About this task: Report every line of the records that includes the word "Unity".

[Extracted records]
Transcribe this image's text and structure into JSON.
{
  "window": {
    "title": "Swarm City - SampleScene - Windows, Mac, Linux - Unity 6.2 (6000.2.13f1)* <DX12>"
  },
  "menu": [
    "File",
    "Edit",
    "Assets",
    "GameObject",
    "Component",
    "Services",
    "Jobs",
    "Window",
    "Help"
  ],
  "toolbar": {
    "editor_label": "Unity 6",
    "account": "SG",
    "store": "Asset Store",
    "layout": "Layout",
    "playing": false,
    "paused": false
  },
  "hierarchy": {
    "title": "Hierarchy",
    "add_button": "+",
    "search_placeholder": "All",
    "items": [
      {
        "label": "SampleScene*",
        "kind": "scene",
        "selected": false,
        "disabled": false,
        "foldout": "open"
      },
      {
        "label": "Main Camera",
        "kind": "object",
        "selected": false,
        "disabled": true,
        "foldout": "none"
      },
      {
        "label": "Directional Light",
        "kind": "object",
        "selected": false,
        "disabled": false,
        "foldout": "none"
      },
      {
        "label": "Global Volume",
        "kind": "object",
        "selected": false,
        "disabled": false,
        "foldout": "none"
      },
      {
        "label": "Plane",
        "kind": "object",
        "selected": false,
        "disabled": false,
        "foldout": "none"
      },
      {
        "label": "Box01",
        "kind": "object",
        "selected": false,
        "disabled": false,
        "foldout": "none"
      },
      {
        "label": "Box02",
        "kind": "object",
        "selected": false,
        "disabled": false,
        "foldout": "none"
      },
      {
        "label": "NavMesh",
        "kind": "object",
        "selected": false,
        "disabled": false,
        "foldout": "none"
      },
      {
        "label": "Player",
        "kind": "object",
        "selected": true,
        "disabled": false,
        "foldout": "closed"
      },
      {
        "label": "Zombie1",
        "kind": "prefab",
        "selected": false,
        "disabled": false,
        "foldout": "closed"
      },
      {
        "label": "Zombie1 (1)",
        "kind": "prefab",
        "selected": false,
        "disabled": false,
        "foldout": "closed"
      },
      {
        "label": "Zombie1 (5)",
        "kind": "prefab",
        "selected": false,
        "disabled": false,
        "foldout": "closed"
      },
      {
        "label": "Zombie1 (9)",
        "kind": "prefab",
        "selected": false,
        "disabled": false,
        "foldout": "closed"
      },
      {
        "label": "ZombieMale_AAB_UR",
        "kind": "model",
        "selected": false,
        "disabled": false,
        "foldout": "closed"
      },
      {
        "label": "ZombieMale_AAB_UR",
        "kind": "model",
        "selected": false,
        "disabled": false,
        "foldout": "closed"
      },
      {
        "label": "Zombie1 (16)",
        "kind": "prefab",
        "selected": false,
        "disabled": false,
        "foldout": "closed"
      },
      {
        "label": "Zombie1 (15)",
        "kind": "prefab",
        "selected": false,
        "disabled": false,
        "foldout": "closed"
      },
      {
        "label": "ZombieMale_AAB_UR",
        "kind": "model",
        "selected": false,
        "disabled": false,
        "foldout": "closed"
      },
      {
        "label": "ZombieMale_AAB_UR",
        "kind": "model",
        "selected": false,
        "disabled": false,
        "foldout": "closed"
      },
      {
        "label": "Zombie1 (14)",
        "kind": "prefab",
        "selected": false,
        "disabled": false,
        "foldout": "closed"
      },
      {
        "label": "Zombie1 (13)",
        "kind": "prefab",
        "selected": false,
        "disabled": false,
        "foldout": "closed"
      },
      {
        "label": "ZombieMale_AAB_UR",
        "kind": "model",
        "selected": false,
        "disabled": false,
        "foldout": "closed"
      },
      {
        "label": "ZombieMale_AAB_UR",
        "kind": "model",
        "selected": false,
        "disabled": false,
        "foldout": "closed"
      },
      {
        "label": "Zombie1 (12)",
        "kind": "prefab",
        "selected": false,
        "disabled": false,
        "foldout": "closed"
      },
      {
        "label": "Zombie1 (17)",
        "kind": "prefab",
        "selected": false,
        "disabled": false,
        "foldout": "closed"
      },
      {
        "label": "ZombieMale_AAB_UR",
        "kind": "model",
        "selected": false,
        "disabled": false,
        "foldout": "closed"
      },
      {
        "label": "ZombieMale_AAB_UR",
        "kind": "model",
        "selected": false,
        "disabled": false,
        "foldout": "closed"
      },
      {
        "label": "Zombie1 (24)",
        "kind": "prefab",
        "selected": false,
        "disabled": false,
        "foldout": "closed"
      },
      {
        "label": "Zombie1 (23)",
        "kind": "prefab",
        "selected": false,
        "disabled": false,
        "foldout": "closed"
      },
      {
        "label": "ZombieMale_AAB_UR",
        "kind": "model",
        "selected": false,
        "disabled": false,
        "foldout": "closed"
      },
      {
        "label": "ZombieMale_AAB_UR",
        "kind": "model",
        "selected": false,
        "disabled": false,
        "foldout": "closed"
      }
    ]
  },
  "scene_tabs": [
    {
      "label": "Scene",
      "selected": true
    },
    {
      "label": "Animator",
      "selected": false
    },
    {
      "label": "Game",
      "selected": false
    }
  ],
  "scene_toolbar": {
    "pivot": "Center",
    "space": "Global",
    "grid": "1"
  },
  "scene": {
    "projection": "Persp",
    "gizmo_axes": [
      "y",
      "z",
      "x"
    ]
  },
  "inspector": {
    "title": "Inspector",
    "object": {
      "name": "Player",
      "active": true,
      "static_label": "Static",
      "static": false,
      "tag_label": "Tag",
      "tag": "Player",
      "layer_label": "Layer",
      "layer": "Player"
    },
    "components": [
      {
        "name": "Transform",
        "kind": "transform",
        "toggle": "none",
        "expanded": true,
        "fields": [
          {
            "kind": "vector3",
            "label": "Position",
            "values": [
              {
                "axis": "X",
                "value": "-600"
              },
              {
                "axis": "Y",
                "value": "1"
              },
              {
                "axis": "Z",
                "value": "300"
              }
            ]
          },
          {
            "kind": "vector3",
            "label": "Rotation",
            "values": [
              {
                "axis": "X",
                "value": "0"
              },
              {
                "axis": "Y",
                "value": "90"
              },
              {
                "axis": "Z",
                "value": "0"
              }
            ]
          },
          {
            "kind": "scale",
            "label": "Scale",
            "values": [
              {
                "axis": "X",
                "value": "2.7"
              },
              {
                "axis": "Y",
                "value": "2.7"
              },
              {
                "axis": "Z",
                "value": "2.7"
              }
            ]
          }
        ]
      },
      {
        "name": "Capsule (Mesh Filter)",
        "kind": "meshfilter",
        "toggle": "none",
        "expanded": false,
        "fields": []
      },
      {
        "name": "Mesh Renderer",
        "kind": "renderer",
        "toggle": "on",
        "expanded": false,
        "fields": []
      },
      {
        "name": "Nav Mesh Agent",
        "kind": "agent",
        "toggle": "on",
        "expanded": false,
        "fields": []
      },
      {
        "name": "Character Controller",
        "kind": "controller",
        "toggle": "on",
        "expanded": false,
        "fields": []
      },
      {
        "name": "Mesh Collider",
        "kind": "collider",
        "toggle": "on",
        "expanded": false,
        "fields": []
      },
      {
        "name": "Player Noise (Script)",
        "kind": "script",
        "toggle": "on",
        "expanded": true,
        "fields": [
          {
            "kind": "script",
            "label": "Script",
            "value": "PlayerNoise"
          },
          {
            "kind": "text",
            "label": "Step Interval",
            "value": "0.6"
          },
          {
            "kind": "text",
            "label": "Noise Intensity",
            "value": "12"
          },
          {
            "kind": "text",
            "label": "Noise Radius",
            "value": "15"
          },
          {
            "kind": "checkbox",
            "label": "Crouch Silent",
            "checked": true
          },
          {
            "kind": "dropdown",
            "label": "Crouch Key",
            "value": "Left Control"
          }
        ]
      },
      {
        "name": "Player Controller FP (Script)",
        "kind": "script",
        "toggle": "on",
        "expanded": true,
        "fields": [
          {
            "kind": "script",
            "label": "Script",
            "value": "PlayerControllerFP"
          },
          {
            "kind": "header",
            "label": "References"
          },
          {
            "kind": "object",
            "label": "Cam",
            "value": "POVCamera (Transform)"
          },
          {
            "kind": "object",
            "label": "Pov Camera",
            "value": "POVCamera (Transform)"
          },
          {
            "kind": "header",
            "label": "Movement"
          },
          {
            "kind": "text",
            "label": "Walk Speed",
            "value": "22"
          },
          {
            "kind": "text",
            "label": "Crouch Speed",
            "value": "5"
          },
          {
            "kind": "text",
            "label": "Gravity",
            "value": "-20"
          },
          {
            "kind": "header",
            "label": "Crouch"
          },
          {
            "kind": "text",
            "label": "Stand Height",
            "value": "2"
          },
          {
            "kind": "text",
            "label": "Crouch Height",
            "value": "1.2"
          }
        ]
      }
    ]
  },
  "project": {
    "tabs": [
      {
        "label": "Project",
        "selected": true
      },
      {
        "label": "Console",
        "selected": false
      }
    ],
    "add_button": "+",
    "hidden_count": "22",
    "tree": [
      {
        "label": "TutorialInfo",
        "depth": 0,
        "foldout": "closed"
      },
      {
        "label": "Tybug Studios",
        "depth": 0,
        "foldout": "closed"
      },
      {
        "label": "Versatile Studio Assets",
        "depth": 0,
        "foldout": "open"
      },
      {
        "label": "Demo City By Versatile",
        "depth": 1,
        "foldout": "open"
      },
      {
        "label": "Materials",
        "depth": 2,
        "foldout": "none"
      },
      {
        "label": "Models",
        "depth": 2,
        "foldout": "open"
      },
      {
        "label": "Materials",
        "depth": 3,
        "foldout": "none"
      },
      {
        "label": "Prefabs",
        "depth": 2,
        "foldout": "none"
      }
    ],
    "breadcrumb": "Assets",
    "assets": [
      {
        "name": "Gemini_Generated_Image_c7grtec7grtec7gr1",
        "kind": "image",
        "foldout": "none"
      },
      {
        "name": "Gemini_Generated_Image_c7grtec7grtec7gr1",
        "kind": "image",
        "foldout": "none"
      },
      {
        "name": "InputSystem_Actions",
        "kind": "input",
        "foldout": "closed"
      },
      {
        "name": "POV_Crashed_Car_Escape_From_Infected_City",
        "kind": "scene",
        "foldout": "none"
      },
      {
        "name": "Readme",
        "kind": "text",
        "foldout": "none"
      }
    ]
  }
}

Answer space:
    "title": "Swarm City - SampleScene - Windows, Mac, Linux - Unity 6.2 (6000.2.13f1)* <DX12>"
    "editor_label": "Unity 6",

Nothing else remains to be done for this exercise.